Vigilantly maintain a division between work and personal technologies.
IT HAPPENS ALL THE TIME. I get an email from a potential client’s work address with the subject line “Résumé Help.” You know where I’m headed.
Employers have any number of monitoring and surveillance technologies: WHAT IN THE WORLD ARE YOU THINKING?
If you’re one of the guilty parties, be aware that your email could fast track your exit interview. Consider HR’s POV: You’ve decided to end your employment relationship. And many employers will gladly show you the way out as a result.
And workplace monitoring is far more widespread than you think.
I once worked for an organization of about 30 employees that utilized keystroke recognition software. Of course, we didn’t know about it until we overheard our CEO bragging about it to two board members. We were aghast, and made sure that everything we did at work, even on our lunch breaks, was professional and never, ever included personal information.
How do companies monitor employees?
- Internet usage
- Online discussions/comments/blogs
- Social media
In fact, of the companies that monitor email, 73 percent use technology to automatically monitor it, and 40 percent assign individuals to manually read and review, according to the American Management Association.
Pretty scary, huh? There are some legal ramifications pertaining to your personal expectations of privacy, but if you want to be safe, here are some tips to keep yourself on the up-and-up.
1. Company resources are company property.

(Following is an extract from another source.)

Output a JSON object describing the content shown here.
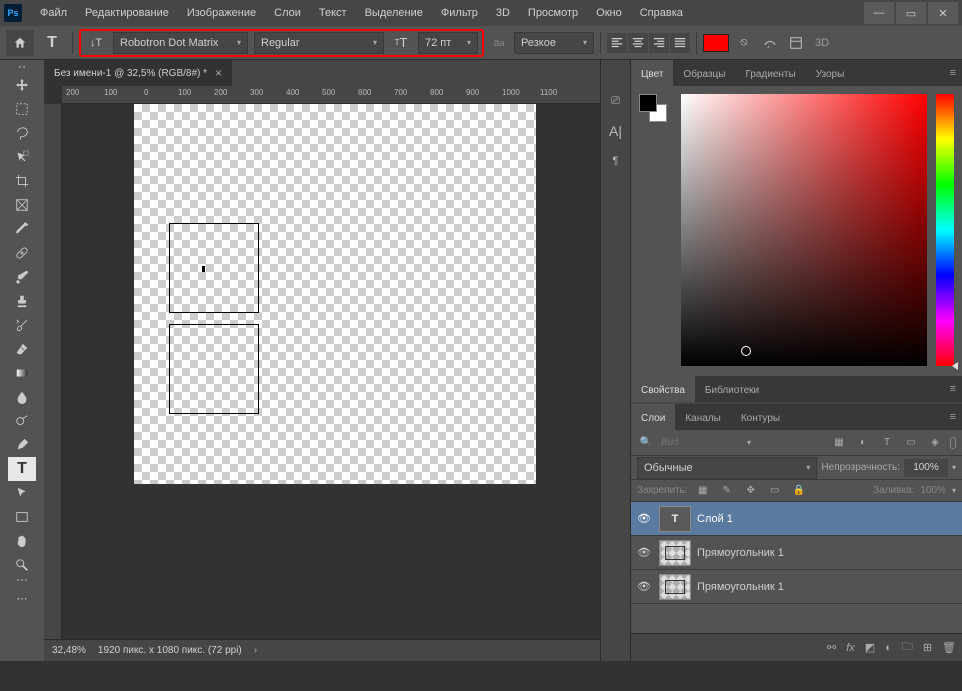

If you’re using company-issued laptops or smartphones to access Web-based email accounts, you’re technically abusing company property by not using it for the purpose for which it was originally intended...to work. Many businesses have social media policies that allow for checking personal information while at work, but always remember that these policies don’t usually spell out whether the company is spying on those communications or not.
2. Your work email is not your email. It belongs to your company. If you’ve been on the job for a while, you’ve probably made a habit of using your company email address to receive and send personal correspondence. Heck, it’s just easier. But, that’s a big no-no. Keep and use a personal email address for non-work conversations.
3. You never know where your communication will end up. Emails can be leaked and reveal embarrassing (or even harmful) information about you or your company. That forward button has incredibly destructive power. Anything you send out from the office can take with it far-reaching ramifications.
4. Think before you click. Would you be embarrassed or would your career be harmed if your boss found out? If you frequent sites that contain NSFW (not safe for work) content, don’t do it on company property. It’s NSFW for a reason. Keep it clean…always.
Vigilantly maintain a division between work and personal technologies, no matter what your company’s social media policy might be. You never know who might be watching…and why. One+
One+ May 2012,